§ **Exercise directions**
Repeat the entries exactly as they are written.

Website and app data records
# # # # # # #

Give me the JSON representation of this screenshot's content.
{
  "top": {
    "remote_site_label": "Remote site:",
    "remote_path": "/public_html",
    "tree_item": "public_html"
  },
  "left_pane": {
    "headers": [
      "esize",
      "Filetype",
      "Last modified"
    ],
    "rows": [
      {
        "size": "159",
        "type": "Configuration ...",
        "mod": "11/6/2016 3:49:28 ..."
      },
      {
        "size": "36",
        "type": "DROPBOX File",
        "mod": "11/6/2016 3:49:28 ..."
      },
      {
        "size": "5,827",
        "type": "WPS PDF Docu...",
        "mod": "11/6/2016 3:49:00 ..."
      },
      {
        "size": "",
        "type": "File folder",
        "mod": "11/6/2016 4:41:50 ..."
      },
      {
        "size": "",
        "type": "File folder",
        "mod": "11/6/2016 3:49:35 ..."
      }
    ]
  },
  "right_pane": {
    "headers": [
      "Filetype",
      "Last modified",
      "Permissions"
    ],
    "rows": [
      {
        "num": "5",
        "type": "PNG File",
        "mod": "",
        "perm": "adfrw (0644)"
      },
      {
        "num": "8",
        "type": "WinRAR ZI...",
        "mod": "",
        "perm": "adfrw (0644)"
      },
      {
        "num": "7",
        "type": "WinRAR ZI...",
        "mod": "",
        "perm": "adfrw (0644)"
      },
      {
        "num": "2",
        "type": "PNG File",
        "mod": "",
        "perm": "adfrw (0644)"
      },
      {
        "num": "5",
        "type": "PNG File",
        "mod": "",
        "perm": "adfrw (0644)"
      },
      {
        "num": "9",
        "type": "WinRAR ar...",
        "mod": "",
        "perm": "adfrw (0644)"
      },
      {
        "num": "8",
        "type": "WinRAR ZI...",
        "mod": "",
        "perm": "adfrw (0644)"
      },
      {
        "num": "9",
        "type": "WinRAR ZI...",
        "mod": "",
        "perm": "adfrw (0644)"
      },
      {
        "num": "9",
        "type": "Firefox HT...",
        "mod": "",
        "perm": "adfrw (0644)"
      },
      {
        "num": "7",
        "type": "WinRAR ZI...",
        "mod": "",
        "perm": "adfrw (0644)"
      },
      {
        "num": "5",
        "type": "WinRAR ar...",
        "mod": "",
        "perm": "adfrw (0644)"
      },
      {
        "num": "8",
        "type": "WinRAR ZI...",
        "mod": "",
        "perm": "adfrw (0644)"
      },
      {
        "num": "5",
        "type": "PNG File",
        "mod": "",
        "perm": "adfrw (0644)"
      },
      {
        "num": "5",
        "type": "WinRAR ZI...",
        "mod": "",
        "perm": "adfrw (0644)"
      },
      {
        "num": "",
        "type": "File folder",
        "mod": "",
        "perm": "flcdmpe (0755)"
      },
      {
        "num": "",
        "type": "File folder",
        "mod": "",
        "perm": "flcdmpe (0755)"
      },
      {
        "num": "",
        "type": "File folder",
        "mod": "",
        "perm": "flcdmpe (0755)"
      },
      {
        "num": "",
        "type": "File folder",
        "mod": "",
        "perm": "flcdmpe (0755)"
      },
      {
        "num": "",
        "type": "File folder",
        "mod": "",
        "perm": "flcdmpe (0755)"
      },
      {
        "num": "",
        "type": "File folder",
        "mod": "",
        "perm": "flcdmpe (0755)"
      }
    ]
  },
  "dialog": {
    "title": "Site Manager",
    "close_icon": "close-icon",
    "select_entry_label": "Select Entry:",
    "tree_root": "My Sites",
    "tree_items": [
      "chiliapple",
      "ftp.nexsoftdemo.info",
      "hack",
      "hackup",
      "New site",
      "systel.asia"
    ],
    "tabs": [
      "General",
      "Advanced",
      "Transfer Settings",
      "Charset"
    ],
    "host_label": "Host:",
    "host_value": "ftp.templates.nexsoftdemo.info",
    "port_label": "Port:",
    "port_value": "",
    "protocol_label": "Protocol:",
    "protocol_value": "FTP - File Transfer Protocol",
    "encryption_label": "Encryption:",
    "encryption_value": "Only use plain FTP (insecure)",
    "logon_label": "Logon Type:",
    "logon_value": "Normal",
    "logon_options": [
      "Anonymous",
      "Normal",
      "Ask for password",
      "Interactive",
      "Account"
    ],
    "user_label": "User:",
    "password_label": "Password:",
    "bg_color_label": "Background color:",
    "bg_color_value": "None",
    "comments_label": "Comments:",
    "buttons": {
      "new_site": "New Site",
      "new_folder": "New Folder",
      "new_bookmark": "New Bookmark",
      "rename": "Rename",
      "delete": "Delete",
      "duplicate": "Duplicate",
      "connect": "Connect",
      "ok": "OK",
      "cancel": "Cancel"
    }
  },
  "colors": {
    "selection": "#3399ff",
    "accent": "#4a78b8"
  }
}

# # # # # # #

§ **Solution to this task**
Give me the JSON representation of this screenshot's content.
{
  "top": {
    "remote_site_label": "Remote site:",
    "remote_path": "/public_html",
    "tree_item": "public_html"
  },
  "left_pane": {
    "headers": [
      "esize",
      "Filetype",
      "Last modified"
    ],
    "rows": [
      {
        "size": "159",
        "type": "Configuration ...",
        "mod": "11/6/2016 3:49:28 ..."
      },
      {
        "size": "36",
        "type": "DROPBOX File",
        "mod": "11/6/2016 3:49:28 ..."
      },
      {
        "size": "5,827",
        "type": "WPS PDF Docu...",
        "mod": "11/6/2016 3:49:00 ..."
      },
      {
        "size": "",
        "type": "File folder",
        "mod": "11/6/2016 4:41:50 ..."
      },
      {
        "size": "",
        "type": "File folder",
        "mod": "11/6/2016 3:49:35 ..."
      }
    ]
  },
  "right_pane": {
    "headers": [
      "Filetype",
      "Last modified",
      "Permissions"
    ],
    "rows": [
      {
        "num": "5",
        "type": "PNG File",
        "mod": "",
        "perm": "adfrw (0644)"
      },
      {
        "num": "8",
        "type": "WinRAR ZI...",
        "mod": "",
        "perm": "adfrw (0644)"
      },
      {
        "num": "7",
        "type": "WinRAR ZI...",
        "mod": "",
        "perm": "adfrw (0644)"
      },
      {
        "num": "2",
        "type": "PNG File",
        "mod": "",
        "perm": "adfrw (0644)"
      },
      {
        "num": "5",
        "type": "PNG File",
        "mod": "",
        "perm": "adfrw (0644)"
      },
      {
        "num": "9",
        "type": "WinRAR ar...",
        "mod": "",
        "perm": "adfrw (0644)"
      },
      {
        "num": "8",
        "type": "WinRAR ZI...",
        "mod": "",
        "perm": "adfrw (0644)"
      },
      {
        "num": "9",
        "type": "WinRAR ZI...",
        "mod": "",
        "perm": "adfrw (0644)"
      },
      {
        "num": "9",
        "type": "Firefox HT...",
        "mod": "",
        "perm": "adfrw (0644)"
      },
      {
        "num": "7",
        "type": "WinRAR ZI...",
        "mod": "",
        "perm": "adfrw (0644)"
      },
      {
        "num": "5",
        "type": "WinRAR ar...",
        "mod": "",
        "perm": "adfrw (0644)"
      },
      {
        "num": "8",
        "type": "WinRAR ZI...",
        "mod": "",
        "perm": "adfrw (0644)"
      },
      {
        "num": "5",
        "type": "PNG File",
        "mod": "",
        "perm": "adfrw (0644)"
      },
      {
        "num": "5",
        "type": "WinRAR ZI...",
        "mod": "",
        "perm": "adfrw (0644)"
      },
      {
        "num": "",
        "type": "File folder",
        "mod": "",
        "perm": "flcdmpe (0755)"
      },
      {
        "num": "",
        "type": "File folder",
        "mod": "",
        "perm": "flcdmpe (0755)"
      },
      {
        "num": "",
        "type": "File folder",
        "mod": "",
        "perm": "flcdmpe (0755)"
      },
      {
        "num": "",
        "type": "File folder",
        "mod": "",
        "perm": "flcdmpe (0755)"
      },
      {
        "num": "",
        "type": "File folder",
        "mod": "",
        "perm": "flcdmpe (0755)"
      },
      {
        "num": "",
        "type": "File folder",
        "mod": "",
        "perm": "flcdmpe (0755)"
      }
    ]
  },
  "dialog": {
    "title": "Site Manager",
    "close_icon": "close-icon",
    "select_entry_label": "Select Entry:",
    "tree_root": "My Sites",
    "tree_items": [
      "chiliapple",
      "ftp.nexsoftdemo.info",
      "hack",
      "hackup",
      "New site",
      "systel.asia"
    ],
    "tabs": [
      "General",
      "Advanced",
      "Transfer Settings",
      "Charset"
    ],
    "host_label": "Host:",
    "host_value": "ftp.templates.nexsoftdemo.info",
    "port_label": "Port:",
    "port_value": "",
    "protocol_label": "Protocol:",
    "protocol_value": "FTP - File Transfer Protocol",
    "encryption_label": "Encryption:",
    "encryption_value": "Only use plain FTP (insecure)",
    "logon_label": "Logon Type:",
    "logon_value": "Normal",
    "logon_options": [
      "Anonymous",
      "Normal",
      "Ask for password",
      "Interactive",
      "Account"
    ],
    "user_label": "User:",
    "password_label": "Password:",
    "bg_color_label": "Background color:",
    "bg_color_value": "None",
    "comments_label": "Comments:",
    "buttons": {
      "new_site": "New Site",
      "new_folder": "New Folder",
      "new_bookmark": "New Bookmark",
      "rename": "Rename",
      "delete": "Delete",
      "duplicate": "Duplicate",
      "connect": "Connect",
      "ok": "OK",
      "cancel": "Cancel"
    }
  },
  "colors": {
    "selection": "#3399ff",
    "accent": "#4a78b8"
  }
}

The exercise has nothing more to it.